What’s it about? Thirty years ago, there were no female baseball teams on a high school level in Japan. Now, the number grows every year… and Tsubasa wants Rigahama High School to be one of them. Unfortunately, the student council doesn’t share her enthusiasm and stymies her attempts at creating a team. Can she and her prospective teammates overcome the lack of institutional faith and form a team of their own?
How convenient to have two baseball anime coming out this season, one about a male team and one about a female team! I’m sure comparing the two won’t highlight anything about how shows about different genders are approached differently. Not at all…
So, first things first. The cold open shows the teams playing in skirts. Now, I’ve never been much of a sports fan. In fact, at this very moment I’m considering filling this review with sports terminology that may or may not be correct just to annoy my sports-loving editor.
But one thing I do know is that baseball should be played in pants, assuming you enjoy having skin on your legs. So right off the bat, that’s a major strike against Cinderella Girls, for both inaccuracy and prioritizing cuteness over function.
The character designs support this. They are very “cute girls doing cute things,” with permanent lip gloss and blush lines on the female characters, long skinny limbs that give no hint of athleticism, long flowing hair loose even mid-game, and thigh-high socks paired with miniskirts to constantly highlight the “absolute territory.”
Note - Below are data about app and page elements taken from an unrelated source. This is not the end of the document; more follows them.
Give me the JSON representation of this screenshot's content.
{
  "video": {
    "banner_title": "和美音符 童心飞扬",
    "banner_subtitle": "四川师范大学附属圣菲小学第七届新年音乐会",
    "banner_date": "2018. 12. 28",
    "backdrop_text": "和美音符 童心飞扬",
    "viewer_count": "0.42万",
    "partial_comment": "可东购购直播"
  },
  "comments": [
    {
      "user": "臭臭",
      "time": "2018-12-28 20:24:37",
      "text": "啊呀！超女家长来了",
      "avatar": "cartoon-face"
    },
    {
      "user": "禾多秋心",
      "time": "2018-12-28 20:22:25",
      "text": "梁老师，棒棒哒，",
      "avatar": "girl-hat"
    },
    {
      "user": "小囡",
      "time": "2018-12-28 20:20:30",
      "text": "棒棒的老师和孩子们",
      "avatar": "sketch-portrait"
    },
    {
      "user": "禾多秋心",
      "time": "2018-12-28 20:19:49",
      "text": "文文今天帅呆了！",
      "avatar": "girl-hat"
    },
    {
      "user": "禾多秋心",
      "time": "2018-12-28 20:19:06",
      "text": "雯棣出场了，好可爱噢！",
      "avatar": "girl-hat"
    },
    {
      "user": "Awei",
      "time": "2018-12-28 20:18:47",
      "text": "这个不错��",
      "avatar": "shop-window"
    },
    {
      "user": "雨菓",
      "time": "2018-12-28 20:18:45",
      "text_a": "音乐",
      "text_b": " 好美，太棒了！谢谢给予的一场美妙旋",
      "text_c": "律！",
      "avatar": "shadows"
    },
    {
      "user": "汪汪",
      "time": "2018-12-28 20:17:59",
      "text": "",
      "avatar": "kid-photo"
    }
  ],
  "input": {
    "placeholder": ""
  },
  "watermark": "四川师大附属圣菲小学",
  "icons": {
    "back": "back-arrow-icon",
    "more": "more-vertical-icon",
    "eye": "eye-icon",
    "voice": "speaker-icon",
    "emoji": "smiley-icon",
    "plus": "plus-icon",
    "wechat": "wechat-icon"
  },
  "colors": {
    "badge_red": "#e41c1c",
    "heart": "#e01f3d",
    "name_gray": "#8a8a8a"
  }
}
The bloomy backgrounds and regularly off-model animation speak to a minor league production, and I wasn’t remotely surprised to discover it’s based on a mobile game. The girls are here to look cute while playing baseball, not athletic. Even when Tsubasa hits a home run or Nozomi throws a ball an impressive distance, they do it with their limbs angled awkwardly, with absolutely no sense of weight or power to them.
All that said… I didn’t hate it. I wasn’t bowled over, but they didn’t drop the ball either. Much of the episode features a pick-up game played on a riverbank, and the classic cute-girl atmosphere of cheerful support works well here.
In fact, it’s probably the most relatable a sports anime has ever been to me. I’ve never had much athletic talent (in elementary school I couldn’t even play kickball if the ball wasn’t literally placed in front of me), but I’ve played casual games with friends on occasion. Those games were done just for fun, and it didn’t matter if my form was terrible or if anyone was keeping score.
So, when Nozomi holds the bat awkwardly and never swings, it doesn’t matter beyond igniting a minor argument about whether it should be a strike or a ball. No one gets mad at her—they just offer advice on a better way to grip the bat.
Serious sports anime often feature hyper-competitive players who are willing to do anything they can for the sake of victory and the spirit of fun often gets lost in the process. But in this premiere, it’s not about the agony of victory or the joy of defeat or whatever, it’s about playing a game. Which is supposed to be fun.
Look, part of me wants to get mad about how it’s only written like that because girls’ sports aren’t taken seriously and how there should be more anime that do present it as highly competitive and etc., etc. But the last show to do that was Hanebado, which I ended up dropping because it was utterly joyless.
Cinderella Nine isn’t a touchdown, but I didn’t want to spike it into the dumpster either. Sometimes, it’s nice just to let sports be fun.